    Most of all, please, please give yourself a pat on the back for all the good things you are doing.

  5. Hugs Peg. I don't have any ideas that haven't already been proposed by other commenters, but just wanted to let you know that I'm reading and that I hope that tomorrow feels better than today did.

  6. I sure have sympathy for your situation. Trying to be everything for everyone is exhausting, especially when you have so many people grouped in that "everyone" category. Others have great suggestions, my only addition is to try to make several lunches or portions of lunches for each kid at a time. The weeks that go best for me are when I make a bunch of veggie containers to last the week. Every night, pull one out and add to the lunch. voila! Sandwiches can get icky too far in advance, but fruit works this way, too. I love to chop up a big cantaloupe or pineapple and scoop it into containers ahead of time. Tupperware is my friend.

    thinking of you. try to hang in there and find a few more you minutes.

  7. ((huge hugs for you)). Of course you're exhausted.

    A tool you might want to try is family meetings. There is a great description of how to do this in the book "Honey, I Wrecked the Kids." You probably don't have time to read the whole thing, but skip to the last chapter on family meetings.

    Start simple -- everyone gathers (it's voluntary to attend), and you have a chair and a secretary. Parents should start out chairing, but then you can rotate when people learn how. The first agenda item is "appreciations and encouragement", and you go around and say what you appreciate about each other. The second agenda item is "scheduling" and you just go through what are on people's schedules for the week, and hopefully find out things like "I need a tri-fold board for my science project" in advance of the night before. Start just with that. Eventually, it can be a space to address conflicts or issues, but just gathering as a family at a fixed time and doing "appreciations and encouragement" can shift the energy.

    Good luck!

  8. I think others have given you some great suggestions (I think my favorite is to have a college student do some of the running for you!). I'd guess that the thought of instituting them probably feels overwhelming, too. So, I have no words of wisdom. Just wanted you to know that I'm thinking of you and sending hugs and prayers.

    Oh wait, a few words of wisdom ;) Take a moment every day to just BE. It's not self-indulgent. Or, actually, I suppose it is. But that doesn't make it a bad, wrong or selfish thing. Taking care of yourself, if only for a moment, is so very important. YOU, and your needs, are so very important.

    More hugs and prayers.

    1. Thanks Becky! I tried to get in bed early last night with my book and I feel better today.

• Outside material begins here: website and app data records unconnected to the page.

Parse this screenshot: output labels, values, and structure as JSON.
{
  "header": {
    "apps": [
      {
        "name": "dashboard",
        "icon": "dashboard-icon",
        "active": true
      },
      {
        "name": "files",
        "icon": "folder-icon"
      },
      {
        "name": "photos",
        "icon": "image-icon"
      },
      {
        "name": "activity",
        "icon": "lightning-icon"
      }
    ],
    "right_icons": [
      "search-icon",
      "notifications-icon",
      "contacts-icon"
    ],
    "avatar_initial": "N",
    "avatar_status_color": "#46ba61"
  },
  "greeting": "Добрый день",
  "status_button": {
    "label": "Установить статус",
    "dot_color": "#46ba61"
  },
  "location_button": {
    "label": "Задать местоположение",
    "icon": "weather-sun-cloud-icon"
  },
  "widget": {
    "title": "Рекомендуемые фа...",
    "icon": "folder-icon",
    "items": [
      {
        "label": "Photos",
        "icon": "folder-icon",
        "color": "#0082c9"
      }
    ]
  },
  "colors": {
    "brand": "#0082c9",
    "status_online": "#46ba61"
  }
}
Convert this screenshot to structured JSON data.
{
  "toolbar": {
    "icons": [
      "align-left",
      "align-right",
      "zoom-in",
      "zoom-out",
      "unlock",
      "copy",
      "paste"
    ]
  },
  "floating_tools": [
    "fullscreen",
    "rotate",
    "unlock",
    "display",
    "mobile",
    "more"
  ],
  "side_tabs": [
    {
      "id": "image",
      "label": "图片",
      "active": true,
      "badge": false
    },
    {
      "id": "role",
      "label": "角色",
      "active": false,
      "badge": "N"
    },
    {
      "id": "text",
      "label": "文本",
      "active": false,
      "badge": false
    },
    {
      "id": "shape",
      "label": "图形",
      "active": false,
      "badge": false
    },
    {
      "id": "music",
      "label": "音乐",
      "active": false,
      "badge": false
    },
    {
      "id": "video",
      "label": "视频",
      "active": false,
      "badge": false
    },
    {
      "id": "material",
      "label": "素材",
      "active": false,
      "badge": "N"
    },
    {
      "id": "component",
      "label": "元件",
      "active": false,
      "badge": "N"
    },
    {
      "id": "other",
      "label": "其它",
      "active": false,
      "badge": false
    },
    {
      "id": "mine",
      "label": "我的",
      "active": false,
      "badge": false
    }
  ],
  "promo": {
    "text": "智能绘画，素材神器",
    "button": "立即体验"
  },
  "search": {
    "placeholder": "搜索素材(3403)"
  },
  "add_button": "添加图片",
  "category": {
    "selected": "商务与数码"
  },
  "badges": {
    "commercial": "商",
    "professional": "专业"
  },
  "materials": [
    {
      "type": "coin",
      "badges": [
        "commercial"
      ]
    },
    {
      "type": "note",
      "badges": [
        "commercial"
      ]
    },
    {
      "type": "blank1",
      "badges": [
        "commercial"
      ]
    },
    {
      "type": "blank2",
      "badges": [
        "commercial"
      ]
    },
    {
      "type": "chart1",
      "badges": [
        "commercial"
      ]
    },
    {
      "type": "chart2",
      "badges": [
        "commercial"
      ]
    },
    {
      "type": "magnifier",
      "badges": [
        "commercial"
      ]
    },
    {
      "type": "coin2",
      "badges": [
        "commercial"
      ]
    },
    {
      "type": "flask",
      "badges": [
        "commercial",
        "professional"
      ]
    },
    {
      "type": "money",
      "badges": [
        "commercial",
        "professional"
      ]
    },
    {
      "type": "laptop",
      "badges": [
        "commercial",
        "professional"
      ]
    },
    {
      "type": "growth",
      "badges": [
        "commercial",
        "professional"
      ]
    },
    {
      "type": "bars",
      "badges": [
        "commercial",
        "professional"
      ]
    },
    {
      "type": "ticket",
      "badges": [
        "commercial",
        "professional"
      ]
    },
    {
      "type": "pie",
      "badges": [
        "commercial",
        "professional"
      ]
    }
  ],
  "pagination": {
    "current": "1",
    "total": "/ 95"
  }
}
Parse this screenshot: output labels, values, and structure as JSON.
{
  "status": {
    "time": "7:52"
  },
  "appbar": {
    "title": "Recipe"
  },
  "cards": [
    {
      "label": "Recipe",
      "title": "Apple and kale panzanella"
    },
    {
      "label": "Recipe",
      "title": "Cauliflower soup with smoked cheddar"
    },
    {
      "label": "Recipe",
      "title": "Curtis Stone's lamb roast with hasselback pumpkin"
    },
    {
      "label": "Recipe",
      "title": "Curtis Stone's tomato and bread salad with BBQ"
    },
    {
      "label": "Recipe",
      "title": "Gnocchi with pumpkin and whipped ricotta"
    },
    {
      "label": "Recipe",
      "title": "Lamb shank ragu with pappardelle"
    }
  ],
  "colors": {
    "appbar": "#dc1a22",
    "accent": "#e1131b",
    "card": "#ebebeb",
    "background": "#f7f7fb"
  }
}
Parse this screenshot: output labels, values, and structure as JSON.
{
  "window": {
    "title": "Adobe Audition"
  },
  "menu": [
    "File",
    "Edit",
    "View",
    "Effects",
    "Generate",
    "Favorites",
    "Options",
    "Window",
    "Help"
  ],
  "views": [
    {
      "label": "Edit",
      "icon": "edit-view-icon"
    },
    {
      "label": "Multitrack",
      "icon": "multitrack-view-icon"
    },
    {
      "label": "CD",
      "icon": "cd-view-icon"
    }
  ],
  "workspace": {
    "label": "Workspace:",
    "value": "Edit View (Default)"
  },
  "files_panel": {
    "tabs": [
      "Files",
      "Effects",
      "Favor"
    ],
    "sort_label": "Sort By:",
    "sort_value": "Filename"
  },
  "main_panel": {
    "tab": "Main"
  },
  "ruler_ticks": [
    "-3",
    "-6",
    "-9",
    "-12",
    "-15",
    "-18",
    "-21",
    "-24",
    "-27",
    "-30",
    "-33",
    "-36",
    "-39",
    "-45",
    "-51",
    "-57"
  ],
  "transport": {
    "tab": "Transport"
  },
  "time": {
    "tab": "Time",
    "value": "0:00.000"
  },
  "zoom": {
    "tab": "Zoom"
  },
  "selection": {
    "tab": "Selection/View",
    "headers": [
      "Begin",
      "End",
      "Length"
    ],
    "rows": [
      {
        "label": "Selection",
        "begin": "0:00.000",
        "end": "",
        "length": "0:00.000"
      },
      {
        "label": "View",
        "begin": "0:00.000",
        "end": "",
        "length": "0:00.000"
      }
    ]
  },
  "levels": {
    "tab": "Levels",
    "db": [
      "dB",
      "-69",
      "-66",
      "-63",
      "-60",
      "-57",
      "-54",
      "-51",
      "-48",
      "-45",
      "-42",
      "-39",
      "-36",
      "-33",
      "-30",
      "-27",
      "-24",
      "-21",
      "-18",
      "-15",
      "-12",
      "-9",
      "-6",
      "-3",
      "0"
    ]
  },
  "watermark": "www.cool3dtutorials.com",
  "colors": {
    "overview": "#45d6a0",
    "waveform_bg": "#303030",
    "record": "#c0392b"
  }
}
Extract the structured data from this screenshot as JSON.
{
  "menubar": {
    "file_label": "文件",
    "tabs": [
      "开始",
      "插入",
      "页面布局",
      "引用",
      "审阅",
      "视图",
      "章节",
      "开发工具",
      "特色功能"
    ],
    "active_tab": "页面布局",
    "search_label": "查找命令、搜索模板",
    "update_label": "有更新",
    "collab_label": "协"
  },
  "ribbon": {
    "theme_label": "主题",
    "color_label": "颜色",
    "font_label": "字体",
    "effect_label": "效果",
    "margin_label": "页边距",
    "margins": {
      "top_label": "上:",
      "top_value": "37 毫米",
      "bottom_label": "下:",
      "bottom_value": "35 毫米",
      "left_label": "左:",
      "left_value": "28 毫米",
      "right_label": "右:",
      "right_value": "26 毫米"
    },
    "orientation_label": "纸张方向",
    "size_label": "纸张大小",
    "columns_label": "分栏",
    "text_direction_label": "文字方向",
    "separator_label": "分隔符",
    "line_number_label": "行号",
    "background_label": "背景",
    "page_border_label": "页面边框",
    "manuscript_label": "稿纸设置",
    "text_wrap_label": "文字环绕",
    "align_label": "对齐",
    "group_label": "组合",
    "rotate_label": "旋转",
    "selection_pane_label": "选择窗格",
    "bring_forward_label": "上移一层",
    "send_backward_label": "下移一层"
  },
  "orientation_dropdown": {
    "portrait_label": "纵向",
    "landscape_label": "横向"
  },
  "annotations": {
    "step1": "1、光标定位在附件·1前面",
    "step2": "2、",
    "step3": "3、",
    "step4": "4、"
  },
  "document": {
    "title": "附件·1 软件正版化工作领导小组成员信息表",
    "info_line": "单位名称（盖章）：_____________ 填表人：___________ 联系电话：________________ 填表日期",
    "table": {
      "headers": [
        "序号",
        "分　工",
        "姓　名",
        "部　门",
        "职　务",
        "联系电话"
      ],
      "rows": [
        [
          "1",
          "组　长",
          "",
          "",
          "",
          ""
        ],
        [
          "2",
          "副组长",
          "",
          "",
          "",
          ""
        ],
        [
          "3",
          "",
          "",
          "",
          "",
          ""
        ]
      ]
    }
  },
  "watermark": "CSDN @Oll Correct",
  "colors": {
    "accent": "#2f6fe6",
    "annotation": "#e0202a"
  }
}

      The problem with hiring out some of the driving, especially on weekends is that what the kids really want is time with me. Those minutes in the car on the way to practice are often a time we can talk, laugh, listen to music together. For games on weekends, they just want their mom and dad/aunt/uncle there. They rarely get both, but we try to have at least one of us there. Games are usually some down time for me too when I can just sit and watch/cheer. Hiring someone out also entails money, trust, etc. that might be one step too far.

      As much as possible we are trying to keep our family normal. So much has been lost. The kids aren't over scheduled, there are just five sports schedules to balance, with school, therapy, tutoring, etc. I don't want the accident to affect our family life any more than it already has. Part of that dynamic is me getting to go to games and supporting them. I just want all 5 of them to have some semblance of the life they had and would have had if Jeanne and Mike didn't die.

  9. I thought of two other things.

    I wonder if you are still trying to run your family of 5 kids like you did when you had 3 kids. Would it be helpful to chat with a family with 5 kids and see if they have any advice ?
    A good friend often says that it's too hard to make a lot of changes at once. Maybe just think of 1 thing you could do this week that would make things a little bit easier . . .